The United Nations Environment Program predicts that China’s waste ban could spur new investment in better domestic recycling facilities and product designs to maximize recyclable content. In October 2018, the European Union passed a ban on single-use plastic products such as cutlery, straws and cotton swabs, effective 2021. That same month, 250 organizations including multinational companies pledged to manufacture only plastic packaging that is fully recyclable, compostable, or reusable by 2025.
Within China, the government is trying to reduce waste at-source. The government set a 35 percent target recycling rate for urban household waste by 2020. The government also announced the Extended Producer Responsibility policy, requiring manufacturers make major advances in environment-friendly product design and increase the use of recycled materials, particularly in electronics, automobiles, lead acid batteries, and packaging products. Since 2011, the Chinese government has provided subsidies for domestic recycling of electronics, with mandatory contribution from manufacturers and importers.

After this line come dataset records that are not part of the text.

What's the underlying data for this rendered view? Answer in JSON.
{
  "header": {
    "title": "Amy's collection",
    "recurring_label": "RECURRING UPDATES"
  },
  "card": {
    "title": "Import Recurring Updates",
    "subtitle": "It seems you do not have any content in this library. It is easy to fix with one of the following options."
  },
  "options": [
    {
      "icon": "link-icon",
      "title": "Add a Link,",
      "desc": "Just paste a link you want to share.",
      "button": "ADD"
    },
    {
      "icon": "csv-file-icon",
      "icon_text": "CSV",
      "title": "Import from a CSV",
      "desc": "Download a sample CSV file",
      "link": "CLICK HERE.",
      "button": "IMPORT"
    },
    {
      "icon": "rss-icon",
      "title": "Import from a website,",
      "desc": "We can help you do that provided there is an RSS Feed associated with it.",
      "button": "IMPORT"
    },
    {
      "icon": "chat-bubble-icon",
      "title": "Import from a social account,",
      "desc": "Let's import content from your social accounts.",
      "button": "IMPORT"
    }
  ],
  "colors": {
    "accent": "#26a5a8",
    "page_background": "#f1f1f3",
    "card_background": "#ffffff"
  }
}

In 2019, the Chinese government will review amendments to the 1995 Solid Waste Law, which may impose new liabilities for waste generators for pollution discharge and third-party services in waste transport and disposal.
Beyond China, major waste-generating nations in North America and Europe will have to choose one of two paths in 2019: improve domestic recycling practices and invest in new manufacturing design to reduce waste at-source, or continue to export our pollution to a dwindling pool of recipient countries.
To avoid the missing links exposed by China’s waste ban, the global recycling system needs more targeted and collaborative actions among nation states and private sectors, beyond each nation-state’s unilateral efforts.